Jeremy: The past six weeks have contained some of the most interesting days of my life. The natural world has always been an interest of mine. As a young lad I looked forward to our family nature walks. Discovering new trails, plants and sights instilled within me a lust for adventure. Finally, through this program, I have been provided the opportunity to be on the other side of the adventure. I, along with the other youth ambassadors and our supervisors, have been the individuals tasked with preserving this adventure. Although we might not remember many, if any at all, we learned of the many different species of plant, tree, bird and animal. We studied the health of a forest with the help of forester Jeff Brockelbank and examined the importance of repopulating different fish species in the lake. We found and studied all the varying species within the presumed unlivable Chadakoin river and learned that it is not nearly as dirty as people believe. It is difficult to express how the information and experience gained through the past few weeks is invaluable as it can be applied at any moment when out in the wild and I hope to never stop learning about the natural world around us.

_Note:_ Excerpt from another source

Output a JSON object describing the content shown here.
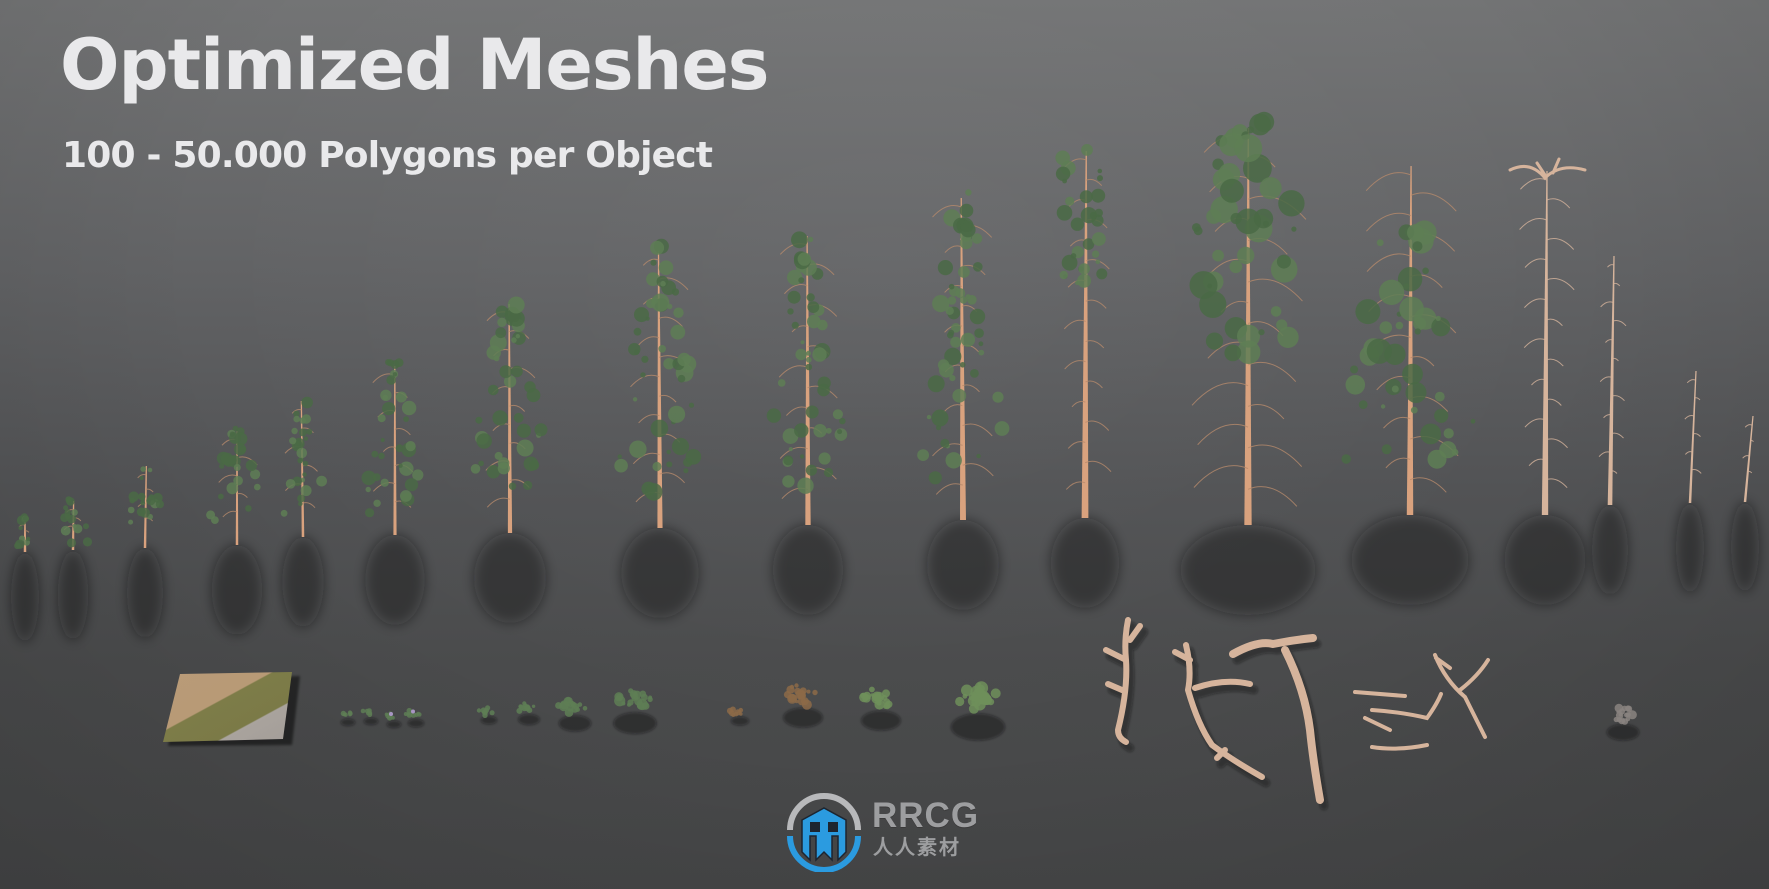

Jermey & Matt with Musk Turtle

Erros: I have seen the Roger Tory Peterson Institute of Natural History’s logo before and I have faint memories of coming to the institute as child on multiple different field trips, through my school and other programs.  I think the association I made between the Roger Tory Peterson Institute of Natural History and animals, insects, birds, and nature in general is what made me spark the interest in the logo on the application and eventually deciding to pick one up. That decision in that split moment is what enabled me to get to where I am now, studying nature with all my curiosity and being paid to do something I love. I’m proud to be a part of this wild project and participate in all of the adventures we have been in. I like to be able to find myself identifying damselflies one day and then get a notification telling me to go to this spot on the river to hunt down these smart and slippery ancient dinosaurs the next day. Even though we have had little luck with getting our hands on the Spiny Softshell Turtle I am still very optimistic. I believe that we can out smart these almost fossils and do what humans have been doing for millions of years, use our immense brains to checkmate these turtles and equip ourselves with our resourceful tools to do so. We have done a lot this summer and I feel accomplished with our project, but these turtles will be our final test to see who has really learned something, and I believe will pass with flying colors.